== Your instructions ==
Return the records exactly as they appear below, omitting the pictures.

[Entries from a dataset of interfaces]
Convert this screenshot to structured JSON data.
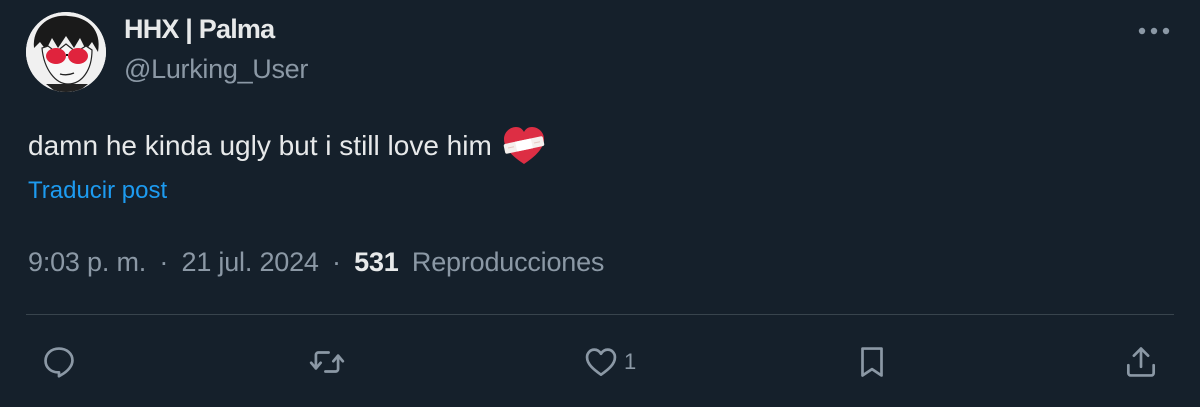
{
  "user": {
    "display_name": "HHX | Palma",
    "handle": "@Lurking_User"
  },
  "post": {
    "text": "damn he kinda ugly but i still love him",
    "emoji": "heart-with-bandage",
    "translate_label": "Traducir post"
  },
  "meta": {
    "time": "9:03 p. m.",
    "separator": "·",
    "date": "21 jul. 2024",
    "views_count": "531",
    "views_label": "Reproducciones"
  },
  "actions": {
    "like_count": "1"
  },
  "colors": {
    "background": "#15202b",
    "primary_text": "#e7e9ea",
    "secondary_text": "#8b98a5",
    "link": "#1d9bf0",
    "divider": "#38444d"
  }
}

== Result ==
Convert this screenshot to structured JSON data.
{
  "user": {
    "display_name": "HHX | Palma",
    "handle": "@Lurking_User"
  },
  "post": {
    "text": "damn he kinda ugly but i still love him",
    "emoji": "heart-with-bandage",
    "translate_label": "Traducir post"
  },
  "meta": {
    "time": "9:03 p. m.",
    "separator": "·",
    "date": "21 jul. 2024",
    "views_count": "531",
    "views_label": "Reproducciones"
  },
  "actions": {
    "like_count": "1"
  },
  "colors": {
    "background": "#15202b",
    "primary_text": "#e7e9ea",
    "secondary_text": "#8b98a5",
    "link": "#1d9bf0",
    "divider": "#38444d"
  }
}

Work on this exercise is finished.